Dr. Chris Hrynkow

Chapter 10. Towards an Integrated Framework of Conflict Resolution and Transformation in Environmental Policymaking: Case Study of the North American Great Lakes Area
Dr. Olga Skarloto

Chapter 11. “You’re sitting in my desk!” Researching the ‘Past in the Present’ in Israel
Dr. Katerina Standish

Chapter 12. The Challenge of Local Ownership of Peacebuilding in Afghanistan: Dependency, Biased Coordination, and Scant Timelines
Dr. Chuck Thiessen

Reviews

This book stands as a testimonial to the profound impact of the Mauro Centre and its Ph.D. program on the field of Peace and Conflict Studies. The range of topics covered by these authors, all relatively new scholars who share insights from their doctoral dissertations completed at the Mauro Centre, demonstrates the breadth and vitality of this young and growing discipline. The chapters of the book move smoothly from research based within the local Winnipeg, Manitoba, scene to inquiries spanning national, international, and global contexts. The collection is a must-read for anyone interested in the current questions and the new directions explored through the academic study of conflict and peace.
Neil Funk-Unrau, Associate Professor of Conflict Resolution and Associate Dean of Menno Simons College, a College of Canadian Mennonite University
***
Stories define our identities. And they define our “Others” be they antagonistic or friendly. This book is about stories—who tells them, for what reason, to whom, in which context. In doing so it nudges the field of peace and conflict studies (PACS) in the direction of narrative. A dozen doctoral graduates of the Arthur Mauro integrate a range of methodologies—ethnographic, phenomenological, qualitative, historical—to take us into the lives of conflict stricken individuals and groups, showing how stories, and research on stories, can be used for healing transformation. Though conscious of starting in Winnipeg, their work takes us outward to immigrants crossing into the United States, to confronting racism at the ’68 Olympics, to Afghanistan, and the contested narratives of Israelis and Palestinians in five universities in Israel. It should be required reading for those taking PACS related degrees.
Vern Redekop, professor emeritus, Saint Paul University
***
The practice of peacebuilding and the transformation of conflict take shape within this book. This new and rapidly developing field tackles the complexity of transformative change. Here the application takes shape through the work of the 12 authors. In writing the story of their research, the authors move from theory to practice. There are treasures here that highlight the use of conflict transformation and peacebuilding in multiple contexts and at many levels from the personal to the interpersonal to the communal. Gems exist in each chapter with exemplars at multiple levels–intergroup and intragroup, organizational, and community. Complex issues of conflict are addressed from the local to the national and from immediate to intractable. Systemic issues of oppression are tackled across multiple dimensions. At each level the centering of local control and practices are highlighted.
Cathryne L. Schmitz, University of North Carolina
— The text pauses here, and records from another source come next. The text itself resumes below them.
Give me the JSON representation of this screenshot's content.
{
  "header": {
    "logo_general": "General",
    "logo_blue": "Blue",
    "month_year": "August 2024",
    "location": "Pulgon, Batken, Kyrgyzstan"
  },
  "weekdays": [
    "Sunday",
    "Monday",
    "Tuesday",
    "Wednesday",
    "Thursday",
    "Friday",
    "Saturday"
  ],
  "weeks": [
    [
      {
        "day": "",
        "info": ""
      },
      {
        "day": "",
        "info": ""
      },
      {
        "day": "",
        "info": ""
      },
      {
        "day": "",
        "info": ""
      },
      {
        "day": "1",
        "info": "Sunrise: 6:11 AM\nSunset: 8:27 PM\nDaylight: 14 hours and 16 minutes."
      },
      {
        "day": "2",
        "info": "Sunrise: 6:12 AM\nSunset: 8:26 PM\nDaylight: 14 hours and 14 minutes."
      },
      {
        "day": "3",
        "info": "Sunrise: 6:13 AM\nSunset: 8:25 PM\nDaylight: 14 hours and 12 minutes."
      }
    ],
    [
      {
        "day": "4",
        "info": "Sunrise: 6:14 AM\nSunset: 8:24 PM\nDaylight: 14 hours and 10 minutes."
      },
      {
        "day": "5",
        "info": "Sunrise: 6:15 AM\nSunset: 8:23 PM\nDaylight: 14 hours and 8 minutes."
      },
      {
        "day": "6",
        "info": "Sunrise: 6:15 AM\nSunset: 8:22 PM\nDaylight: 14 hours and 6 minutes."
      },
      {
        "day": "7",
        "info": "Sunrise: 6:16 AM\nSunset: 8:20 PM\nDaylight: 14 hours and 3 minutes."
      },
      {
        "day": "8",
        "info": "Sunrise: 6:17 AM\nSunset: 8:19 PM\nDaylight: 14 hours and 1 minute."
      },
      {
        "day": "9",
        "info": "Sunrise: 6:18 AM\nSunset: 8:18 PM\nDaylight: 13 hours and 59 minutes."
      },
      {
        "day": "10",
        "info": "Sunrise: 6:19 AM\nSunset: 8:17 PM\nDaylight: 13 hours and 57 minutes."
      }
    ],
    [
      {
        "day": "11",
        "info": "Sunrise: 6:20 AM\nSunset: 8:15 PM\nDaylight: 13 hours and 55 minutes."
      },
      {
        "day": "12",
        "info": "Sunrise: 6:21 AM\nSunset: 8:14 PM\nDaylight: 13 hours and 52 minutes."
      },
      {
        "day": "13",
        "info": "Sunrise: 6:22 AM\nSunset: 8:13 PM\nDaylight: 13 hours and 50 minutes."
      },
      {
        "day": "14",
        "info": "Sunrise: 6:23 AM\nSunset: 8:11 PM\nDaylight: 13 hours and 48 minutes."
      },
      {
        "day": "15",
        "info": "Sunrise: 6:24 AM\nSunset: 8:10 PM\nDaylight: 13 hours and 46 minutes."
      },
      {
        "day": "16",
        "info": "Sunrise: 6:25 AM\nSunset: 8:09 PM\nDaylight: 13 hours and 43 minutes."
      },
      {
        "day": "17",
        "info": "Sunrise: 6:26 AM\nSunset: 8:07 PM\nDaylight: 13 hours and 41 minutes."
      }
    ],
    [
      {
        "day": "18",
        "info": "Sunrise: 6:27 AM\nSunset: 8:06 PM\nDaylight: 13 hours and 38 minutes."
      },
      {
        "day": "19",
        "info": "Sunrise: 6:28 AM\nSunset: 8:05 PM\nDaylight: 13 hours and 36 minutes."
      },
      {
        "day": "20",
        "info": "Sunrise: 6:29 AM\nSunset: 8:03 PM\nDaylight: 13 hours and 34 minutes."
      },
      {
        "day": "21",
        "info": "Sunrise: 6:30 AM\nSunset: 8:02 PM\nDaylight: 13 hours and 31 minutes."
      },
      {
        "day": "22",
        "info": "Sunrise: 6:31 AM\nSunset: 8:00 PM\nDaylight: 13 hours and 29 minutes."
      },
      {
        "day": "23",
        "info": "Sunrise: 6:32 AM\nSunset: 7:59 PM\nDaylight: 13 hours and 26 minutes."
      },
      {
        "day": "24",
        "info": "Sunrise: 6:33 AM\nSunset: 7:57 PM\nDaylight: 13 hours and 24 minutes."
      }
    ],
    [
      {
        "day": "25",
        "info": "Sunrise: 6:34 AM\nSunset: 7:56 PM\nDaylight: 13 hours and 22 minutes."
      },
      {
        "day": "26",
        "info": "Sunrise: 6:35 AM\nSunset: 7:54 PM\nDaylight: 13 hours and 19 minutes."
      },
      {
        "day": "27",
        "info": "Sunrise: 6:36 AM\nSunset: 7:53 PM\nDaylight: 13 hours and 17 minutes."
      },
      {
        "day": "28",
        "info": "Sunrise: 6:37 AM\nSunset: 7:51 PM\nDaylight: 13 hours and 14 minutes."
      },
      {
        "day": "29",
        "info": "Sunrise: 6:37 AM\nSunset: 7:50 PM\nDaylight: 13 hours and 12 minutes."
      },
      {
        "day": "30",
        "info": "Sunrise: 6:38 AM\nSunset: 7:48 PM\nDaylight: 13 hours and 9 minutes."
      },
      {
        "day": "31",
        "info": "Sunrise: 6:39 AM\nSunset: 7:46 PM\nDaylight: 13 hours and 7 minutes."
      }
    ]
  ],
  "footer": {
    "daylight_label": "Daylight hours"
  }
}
Protecting our rural children in the City

Screen Shot 2018-06-07 at 9.55.05 PM

Soaring Eagles Conference

Pleasure today to talk to youth from all over Northern and Southern Rural Manitoba today, Frontier School Division, on how to stay safe in the City. A large finding in my PhD research the rural/urban human trafficking pipelines that traffickers take advantage of, knowing our youth often have to come into larger urban centres to continue their schooling; we must work together to keep them safe.

Youth Role Model Awards, inspiring to see Canada’s future leaders in the arts, sport, politics and academics

IMG_0302

Happy to participate in the Citizen’s Equity Committee, Youth Role Model Awards last night. It is inspiring to hear about their accomplishments and meet Canada’s future leaders in the arts, sports, politics, academics and more.